[Extracted records Boundary: Start]

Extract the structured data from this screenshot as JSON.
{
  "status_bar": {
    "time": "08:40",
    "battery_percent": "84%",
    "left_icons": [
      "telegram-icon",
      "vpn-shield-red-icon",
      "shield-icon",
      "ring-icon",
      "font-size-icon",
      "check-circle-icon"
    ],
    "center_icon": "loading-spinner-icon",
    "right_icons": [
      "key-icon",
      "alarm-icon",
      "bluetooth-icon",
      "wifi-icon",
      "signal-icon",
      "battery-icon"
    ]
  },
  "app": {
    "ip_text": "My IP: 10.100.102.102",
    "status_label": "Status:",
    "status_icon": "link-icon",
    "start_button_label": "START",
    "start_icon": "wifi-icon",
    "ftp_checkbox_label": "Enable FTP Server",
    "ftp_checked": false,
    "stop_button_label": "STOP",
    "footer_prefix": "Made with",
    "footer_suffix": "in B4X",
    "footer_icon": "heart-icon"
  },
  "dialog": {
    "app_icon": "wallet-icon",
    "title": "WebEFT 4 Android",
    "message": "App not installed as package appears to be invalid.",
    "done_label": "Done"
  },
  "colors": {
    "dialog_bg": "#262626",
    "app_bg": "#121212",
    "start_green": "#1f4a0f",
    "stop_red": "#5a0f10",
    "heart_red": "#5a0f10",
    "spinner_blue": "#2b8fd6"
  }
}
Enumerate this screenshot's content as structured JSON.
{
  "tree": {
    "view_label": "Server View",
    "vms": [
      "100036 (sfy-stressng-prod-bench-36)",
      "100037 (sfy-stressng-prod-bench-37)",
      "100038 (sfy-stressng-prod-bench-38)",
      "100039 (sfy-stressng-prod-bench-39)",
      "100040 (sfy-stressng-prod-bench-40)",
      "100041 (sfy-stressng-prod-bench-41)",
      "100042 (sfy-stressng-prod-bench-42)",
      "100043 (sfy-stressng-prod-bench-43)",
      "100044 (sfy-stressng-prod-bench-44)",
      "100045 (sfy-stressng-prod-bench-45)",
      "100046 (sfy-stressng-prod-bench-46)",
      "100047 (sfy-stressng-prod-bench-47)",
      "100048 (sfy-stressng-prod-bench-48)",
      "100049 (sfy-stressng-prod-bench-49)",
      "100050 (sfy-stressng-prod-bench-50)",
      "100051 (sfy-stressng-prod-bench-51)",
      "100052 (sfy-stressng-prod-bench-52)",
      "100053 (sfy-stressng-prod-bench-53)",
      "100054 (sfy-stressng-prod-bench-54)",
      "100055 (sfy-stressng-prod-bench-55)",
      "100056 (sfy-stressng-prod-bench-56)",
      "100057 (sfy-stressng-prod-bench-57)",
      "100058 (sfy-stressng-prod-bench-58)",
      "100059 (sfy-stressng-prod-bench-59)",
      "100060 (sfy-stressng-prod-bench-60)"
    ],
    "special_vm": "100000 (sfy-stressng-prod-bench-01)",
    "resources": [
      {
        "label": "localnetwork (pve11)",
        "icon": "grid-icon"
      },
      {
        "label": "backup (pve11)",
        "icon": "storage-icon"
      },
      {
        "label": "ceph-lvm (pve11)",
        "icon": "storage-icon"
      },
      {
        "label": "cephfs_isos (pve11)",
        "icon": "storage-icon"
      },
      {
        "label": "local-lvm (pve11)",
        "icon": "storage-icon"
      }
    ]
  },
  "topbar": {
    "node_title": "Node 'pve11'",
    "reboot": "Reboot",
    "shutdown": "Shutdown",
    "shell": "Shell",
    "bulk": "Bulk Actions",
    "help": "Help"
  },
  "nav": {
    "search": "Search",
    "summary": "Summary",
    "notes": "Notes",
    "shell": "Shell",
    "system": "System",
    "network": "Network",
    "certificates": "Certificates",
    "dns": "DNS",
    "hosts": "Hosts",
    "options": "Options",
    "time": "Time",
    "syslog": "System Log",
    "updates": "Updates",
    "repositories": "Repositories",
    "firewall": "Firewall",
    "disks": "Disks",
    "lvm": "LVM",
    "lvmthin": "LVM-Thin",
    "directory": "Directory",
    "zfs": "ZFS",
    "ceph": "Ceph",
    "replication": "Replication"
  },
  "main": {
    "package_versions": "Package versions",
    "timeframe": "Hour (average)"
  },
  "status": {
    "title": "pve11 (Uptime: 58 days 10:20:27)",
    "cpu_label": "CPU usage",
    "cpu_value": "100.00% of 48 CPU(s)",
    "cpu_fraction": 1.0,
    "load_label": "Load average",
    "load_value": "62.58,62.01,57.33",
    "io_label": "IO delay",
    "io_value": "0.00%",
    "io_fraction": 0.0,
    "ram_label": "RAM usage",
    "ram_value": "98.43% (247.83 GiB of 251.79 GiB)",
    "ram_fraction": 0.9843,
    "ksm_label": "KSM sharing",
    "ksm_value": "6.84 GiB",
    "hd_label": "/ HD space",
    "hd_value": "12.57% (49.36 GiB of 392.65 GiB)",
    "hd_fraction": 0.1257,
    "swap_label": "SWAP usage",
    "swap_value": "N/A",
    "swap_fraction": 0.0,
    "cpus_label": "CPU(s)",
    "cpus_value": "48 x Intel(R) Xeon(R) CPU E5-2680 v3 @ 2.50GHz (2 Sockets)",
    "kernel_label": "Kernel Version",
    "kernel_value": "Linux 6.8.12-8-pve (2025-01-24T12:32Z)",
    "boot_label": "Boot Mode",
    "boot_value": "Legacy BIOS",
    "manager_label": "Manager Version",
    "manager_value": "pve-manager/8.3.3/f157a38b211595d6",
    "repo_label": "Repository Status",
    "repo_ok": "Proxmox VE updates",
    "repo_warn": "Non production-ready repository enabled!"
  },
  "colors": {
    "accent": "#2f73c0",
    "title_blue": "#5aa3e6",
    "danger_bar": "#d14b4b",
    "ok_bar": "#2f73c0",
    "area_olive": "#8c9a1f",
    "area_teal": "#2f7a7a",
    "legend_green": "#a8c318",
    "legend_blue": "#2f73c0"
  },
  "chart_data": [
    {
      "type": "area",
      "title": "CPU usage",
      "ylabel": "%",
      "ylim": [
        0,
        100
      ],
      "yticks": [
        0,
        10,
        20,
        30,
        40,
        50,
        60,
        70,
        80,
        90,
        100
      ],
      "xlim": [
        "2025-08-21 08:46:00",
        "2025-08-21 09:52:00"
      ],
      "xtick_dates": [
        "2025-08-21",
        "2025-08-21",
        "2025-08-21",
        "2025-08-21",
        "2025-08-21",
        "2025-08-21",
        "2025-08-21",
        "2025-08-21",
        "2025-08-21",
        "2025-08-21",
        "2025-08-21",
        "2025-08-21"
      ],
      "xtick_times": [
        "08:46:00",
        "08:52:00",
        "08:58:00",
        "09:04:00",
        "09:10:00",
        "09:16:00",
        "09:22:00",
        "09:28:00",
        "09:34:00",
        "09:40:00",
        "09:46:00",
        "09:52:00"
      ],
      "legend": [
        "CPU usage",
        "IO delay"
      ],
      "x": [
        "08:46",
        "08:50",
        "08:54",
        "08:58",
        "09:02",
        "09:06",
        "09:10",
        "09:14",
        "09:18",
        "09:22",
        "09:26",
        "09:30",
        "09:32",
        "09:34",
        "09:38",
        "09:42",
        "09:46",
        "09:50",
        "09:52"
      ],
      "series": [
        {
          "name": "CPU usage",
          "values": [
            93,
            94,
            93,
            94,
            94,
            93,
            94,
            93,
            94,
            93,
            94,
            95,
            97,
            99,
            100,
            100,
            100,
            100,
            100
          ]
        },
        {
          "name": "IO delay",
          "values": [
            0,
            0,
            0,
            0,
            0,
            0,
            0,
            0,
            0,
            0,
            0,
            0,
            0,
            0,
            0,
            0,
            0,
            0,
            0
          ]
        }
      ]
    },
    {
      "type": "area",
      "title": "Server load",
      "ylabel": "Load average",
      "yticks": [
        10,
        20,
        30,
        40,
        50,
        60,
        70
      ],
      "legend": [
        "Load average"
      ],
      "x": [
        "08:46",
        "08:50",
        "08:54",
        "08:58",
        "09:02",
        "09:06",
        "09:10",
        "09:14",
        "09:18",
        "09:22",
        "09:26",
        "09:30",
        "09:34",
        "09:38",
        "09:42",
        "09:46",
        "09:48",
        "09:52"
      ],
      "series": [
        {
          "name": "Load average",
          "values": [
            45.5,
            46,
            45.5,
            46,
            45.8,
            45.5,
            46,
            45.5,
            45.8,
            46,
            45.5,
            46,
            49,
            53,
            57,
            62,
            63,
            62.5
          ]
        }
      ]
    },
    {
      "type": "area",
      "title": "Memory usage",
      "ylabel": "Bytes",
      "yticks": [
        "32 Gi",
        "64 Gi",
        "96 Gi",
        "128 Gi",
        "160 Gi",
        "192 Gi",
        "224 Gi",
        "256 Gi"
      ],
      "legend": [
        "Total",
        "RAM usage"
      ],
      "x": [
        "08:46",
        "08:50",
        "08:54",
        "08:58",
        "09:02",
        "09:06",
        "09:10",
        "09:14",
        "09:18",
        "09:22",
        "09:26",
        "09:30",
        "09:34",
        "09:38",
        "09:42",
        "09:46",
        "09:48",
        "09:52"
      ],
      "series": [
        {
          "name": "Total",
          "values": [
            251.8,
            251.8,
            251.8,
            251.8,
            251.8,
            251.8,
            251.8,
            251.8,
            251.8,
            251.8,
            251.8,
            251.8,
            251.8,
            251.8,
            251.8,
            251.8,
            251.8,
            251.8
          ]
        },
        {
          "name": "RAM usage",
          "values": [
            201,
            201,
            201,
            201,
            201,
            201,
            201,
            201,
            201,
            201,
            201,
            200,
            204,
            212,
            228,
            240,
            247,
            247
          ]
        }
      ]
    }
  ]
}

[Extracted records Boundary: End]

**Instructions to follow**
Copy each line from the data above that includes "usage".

**Exercise solution**
    "cpu_label": "CPU usage",
    "ram_label": "RAM usage",
    "swap_label": "SWAP usage",
      "title": "CPU usage",
        "CPU usage",
          "name": "CPU usage",
      "title": "Memory usage",
        "RAM usage"
          "name": "RAM usage",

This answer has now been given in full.